A red light on my dashboard suddenly came on saying “no charging.” The battery indicator showed still at least 12 Volts, so I chose to continue my errand and take care of it when I got back home. That was a mistake, which I found out when my car stalled at a red light in a busy intersection. I should have turned around right away and/or gone to a garage to take care of my alternator which was broken. This event caused me to think that all of us are taught to drive a car before getting a license, but we aren’t taught basic troubleshooting of issues that might occur, hence these kinds of events could happen to anyone.
The same can be said of training as a PACS administrator. Similar to when a car salesman explains where to find the blinker and light switch, and possibly even how to set the clock on your car, there is little vendor training about how a PACS functions, what can go wrong, and how to interpret the “error messages.”

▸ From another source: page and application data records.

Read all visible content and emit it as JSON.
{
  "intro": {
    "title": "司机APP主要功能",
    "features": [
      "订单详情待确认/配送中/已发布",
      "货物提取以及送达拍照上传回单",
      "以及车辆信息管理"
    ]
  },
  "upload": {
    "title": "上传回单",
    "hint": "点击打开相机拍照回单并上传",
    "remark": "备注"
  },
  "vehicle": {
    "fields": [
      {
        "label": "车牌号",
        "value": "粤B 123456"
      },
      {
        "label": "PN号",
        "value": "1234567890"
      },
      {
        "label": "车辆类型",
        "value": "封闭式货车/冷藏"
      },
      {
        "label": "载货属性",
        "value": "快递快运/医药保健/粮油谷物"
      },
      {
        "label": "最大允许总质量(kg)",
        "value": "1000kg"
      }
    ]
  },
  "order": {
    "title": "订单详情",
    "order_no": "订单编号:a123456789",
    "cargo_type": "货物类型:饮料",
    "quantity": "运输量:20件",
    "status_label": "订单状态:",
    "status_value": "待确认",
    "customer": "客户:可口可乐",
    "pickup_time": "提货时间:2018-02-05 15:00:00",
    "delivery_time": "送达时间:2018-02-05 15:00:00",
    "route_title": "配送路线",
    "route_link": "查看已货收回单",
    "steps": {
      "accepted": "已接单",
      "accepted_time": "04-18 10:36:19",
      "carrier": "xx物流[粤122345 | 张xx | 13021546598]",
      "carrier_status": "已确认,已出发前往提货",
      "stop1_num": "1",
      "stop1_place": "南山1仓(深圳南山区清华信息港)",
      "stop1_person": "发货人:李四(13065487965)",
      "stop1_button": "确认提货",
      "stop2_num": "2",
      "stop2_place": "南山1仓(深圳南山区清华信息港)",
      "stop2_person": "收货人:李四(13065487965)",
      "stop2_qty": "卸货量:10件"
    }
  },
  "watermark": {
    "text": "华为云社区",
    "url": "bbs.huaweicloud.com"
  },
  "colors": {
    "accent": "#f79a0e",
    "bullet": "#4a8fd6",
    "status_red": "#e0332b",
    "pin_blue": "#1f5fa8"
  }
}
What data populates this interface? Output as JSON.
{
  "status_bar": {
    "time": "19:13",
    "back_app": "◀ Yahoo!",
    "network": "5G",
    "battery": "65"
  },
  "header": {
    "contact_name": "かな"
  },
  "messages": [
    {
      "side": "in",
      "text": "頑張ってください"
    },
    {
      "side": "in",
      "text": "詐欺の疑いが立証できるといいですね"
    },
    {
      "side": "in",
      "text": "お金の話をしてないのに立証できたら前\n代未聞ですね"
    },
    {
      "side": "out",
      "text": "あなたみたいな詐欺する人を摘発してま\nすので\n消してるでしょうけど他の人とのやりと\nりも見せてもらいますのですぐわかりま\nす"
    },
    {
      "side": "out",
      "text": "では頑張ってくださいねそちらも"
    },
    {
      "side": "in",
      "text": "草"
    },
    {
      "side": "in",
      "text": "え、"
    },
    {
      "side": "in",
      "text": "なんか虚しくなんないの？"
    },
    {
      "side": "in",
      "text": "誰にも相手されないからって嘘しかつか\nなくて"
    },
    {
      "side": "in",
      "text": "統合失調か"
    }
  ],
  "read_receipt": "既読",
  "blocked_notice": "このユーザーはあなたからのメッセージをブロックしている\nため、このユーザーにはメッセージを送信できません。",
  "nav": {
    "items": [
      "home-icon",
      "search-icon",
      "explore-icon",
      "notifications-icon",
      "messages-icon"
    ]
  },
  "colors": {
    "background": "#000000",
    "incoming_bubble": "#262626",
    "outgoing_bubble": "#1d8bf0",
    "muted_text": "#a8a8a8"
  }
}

The good news is that cars have gotten pretty reliable, you don’t need to be a part-time mechanic anymore to be able to operate them. The bad news is that is not the case with supporting a PACS system. These are complex software applications, which definitely can have bugs, and are subject to many user errors and/or integration issues, which can cause images and related information to be unavailable or incorrectly presented to a physician.
Even though one is trained on a PACS system from a specific vendor of a particular release, it does not mean that you are taught the fundamentals. For example, what happens if the PACS rejects an image because it has a duplicate Accession Number, Study Number, Series UID, or SOP Instance UID?

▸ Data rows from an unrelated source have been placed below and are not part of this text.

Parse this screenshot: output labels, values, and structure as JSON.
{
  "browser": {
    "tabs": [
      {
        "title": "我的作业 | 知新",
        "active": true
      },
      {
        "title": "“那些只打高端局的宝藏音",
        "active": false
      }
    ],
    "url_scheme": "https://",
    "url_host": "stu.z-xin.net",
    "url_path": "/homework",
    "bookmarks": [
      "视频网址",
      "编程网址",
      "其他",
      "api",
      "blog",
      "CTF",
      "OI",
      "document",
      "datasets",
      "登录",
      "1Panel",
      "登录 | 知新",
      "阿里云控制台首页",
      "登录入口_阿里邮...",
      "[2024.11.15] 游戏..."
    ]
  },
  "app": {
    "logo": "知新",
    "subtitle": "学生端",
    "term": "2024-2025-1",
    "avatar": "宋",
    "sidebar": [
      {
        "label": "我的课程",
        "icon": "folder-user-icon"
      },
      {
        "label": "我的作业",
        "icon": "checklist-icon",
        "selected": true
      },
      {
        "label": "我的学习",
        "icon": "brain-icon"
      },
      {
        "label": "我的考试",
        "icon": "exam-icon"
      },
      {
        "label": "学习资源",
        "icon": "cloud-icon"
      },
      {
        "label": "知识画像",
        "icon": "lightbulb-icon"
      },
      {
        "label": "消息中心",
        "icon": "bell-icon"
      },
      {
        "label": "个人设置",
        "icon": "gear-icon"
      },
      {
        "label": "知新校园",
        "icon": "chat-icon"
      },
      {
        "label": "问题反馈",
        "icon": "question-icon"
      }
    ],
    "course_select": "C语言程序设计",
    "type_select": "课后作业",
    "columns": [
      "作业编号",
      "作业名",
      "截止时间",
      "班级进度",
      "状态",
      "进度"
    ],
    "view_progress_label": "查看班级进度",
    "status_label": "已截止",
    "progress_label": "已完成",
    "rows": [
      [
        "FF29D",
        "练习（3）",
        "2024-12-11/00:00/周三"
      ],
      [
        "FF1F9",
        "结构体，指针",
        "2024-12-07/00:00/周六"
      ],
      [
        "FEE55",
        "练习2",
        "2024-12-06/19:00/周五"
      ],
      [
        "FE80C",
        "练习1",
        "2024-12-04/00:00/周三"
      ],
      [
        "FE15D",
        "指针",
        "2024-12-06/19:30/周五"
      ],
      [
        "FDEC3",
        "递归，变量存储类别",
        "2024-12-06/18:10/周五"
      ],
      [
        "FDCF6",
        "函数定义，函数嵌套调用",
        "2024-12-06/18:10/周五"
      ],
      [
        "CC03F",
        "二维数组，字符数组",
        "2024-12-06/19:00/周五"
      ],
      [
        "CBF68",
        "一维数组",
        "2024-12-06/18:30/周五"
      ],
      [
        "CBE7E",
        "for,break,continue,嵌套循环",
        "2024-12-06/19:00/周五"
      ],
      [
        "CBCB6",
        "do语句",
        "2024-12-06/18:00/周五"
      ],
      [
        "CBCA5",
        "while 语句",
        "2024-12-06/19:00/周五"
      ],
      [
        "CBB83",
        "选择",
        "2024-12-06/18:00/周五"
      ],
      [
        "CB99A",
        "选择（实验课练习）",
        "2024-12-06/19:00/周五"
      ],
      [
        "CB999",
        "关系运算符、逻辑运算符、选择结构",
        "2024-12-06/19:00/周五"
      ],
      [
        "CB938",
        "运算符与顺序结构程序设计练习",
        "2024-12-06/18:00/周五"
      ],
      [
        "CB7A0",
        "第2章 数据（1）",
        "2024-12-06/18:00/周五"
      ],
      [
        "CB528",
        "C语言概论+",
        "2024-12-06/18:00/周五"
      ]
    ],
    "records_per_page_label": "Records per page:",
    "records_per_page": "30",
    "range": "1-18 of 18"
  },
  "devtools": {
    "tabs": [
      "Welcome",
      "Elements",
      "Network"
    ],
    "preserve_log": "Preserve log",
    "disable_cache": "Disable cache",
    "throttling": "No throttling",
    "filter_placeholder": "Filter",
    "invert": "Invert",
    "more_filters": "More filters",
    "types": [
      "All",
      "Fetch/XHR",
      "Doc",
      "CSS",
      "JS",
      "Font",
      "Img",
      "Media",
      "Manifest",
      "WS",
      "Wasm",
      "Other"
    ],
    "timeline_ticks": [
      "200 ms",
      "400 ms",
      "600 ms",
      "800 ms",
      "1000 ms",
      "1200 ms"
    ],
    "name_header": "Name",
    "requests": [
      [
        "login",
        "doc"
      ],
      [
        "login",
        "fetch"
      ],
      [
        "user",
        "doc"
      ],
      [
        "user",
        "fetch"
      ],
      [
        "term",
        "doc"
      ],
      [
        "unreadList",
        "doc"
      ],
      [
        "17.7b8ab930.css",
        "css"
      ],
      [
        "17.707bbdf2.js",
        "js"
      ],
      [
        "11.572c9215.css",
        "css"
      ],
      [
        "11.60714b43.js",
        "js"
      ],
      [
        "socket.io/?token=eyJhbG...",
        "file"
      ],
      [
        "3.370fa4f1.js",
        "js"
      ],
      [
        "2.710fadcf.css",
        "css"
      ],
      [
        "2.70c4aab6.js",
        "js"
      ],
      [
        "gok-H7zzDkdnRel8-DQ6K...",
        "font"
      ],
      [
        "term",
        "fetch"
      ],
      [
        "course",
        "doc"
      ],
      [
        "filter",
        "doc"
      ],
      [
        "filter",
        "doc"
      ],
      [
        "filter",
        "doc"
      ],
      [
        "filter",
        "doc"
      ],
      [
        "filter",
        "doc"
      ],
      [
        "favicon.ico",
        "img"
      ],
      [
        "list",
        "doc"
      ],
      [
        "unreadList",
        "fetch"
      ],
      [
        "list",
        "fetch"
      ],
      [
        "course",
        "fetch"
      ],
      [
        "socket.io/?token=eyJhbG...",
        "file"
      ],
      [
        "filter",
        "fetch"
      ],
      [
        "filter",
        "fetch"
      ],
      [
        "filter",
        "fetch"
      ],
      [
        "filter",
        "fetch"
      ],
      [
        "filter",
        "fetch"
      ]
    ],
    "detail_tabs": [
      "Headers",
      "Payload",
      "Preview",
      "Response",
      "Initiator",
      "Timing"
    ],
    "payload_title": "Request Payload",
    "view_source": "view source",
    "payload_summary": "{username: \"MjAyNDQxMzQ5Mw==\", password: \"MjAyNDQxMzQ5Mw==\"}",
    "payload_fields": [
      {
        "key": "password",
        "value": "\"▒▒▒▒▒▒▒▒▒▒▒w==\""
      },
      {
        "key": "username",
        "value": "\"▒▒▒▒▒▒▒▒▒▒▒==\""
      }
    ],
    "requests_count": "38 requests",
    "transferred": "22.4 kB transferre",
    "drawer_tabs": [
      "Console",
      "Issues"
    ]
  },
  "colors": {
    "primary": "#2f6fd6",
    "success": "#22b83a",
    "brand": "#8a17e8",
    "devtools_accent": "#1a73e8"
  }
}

Vendor-specific training does not cover what could have been the cause and how to fix it? Nor does it cover a “DICOM error,” or how to interpret the log files, or what to do if a modality does not display a worklist. What if images are randomly “dropped” when sending from a modality to the PACS? The easy answer is: call the vendor, but what if there is finger-pointing going on between the modality, RIS or PACS vendor, or what if the vendor is not going to be on-site for another 4 hours and your PACS is refusing to display any images?

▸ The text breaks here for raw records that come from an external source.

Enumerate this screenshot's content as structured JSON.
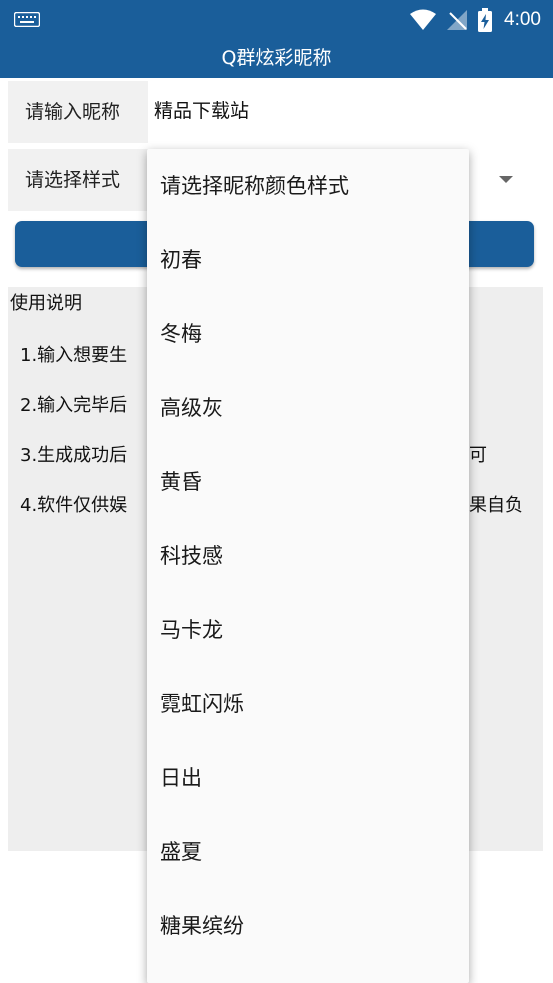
{
  "status_bar": {
    "time": "4:00",
    "icons": [
      "keyboard-icon",
      "wifi-icon",
      "no-signal-icon",
      "battery-charging-icon"
    ],
    "background": "#1a5e9a"
  },
  "app": {
    "title": "Q群炫彩昵称"
  },
  "form": {
    "nickname_label": "请输入昵称",
    "nickname_value": "精品下载站",
    "style_label": "请选择样式",
    "generate_button_color": "#1a5e9a"
  },
  "instructions": {
    "title": "使用说明",
    "lines": [
      "1.输入想要生",
      "2.输入完毕后",
      "3.生成成功后",
      "4.软件仅供娱"
    ],
    "tails": [
      "可",
      "果自负"
    ]
  },
  "dropdown": {
    "options": [
      "请选择昵称颜色样式",
      "初春",
      "冬梅",
      "高级灰",
      "黄昏",
      "科技感",
      "马卡龙",
      "霓虹闪烁",
      "日出",
      "盛夏",
      "糖果缤纷"
    ]
  }
}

I can go on-and-on listing many reasons and situations that are not covered by a vendor-specific PACS training program; but that is what you are taught by Vendor Neutral PACS Administrator (VNPA) training. That is why many PACS administrators search for “neutral” training providers that do teach the fundamentals.
The generic or neutral training is also a great track for healthcare imaging professionals who would like to get into this field, or want to cross over from a related career such as healthcare IT or clinical specialties such as radiological technologists.
The PACS fundamentals training covers subjects such as DICOM and HL7 basics and troubleshooting, and also covers new developments such as Vendor Neutral Archives (VNA), how to implement enterprise image archiving, what to look for when you get the new breast tomosynthesis modality or IV-OCT in cardiology, and the characteristics of the new encounter-based specialties such as surgery, endoscopy and in the future digital pathology.
As an additional bonus, you can even consider getting certified as a PACS administrator, where you might consider the basic, advanced and DICOM certifications.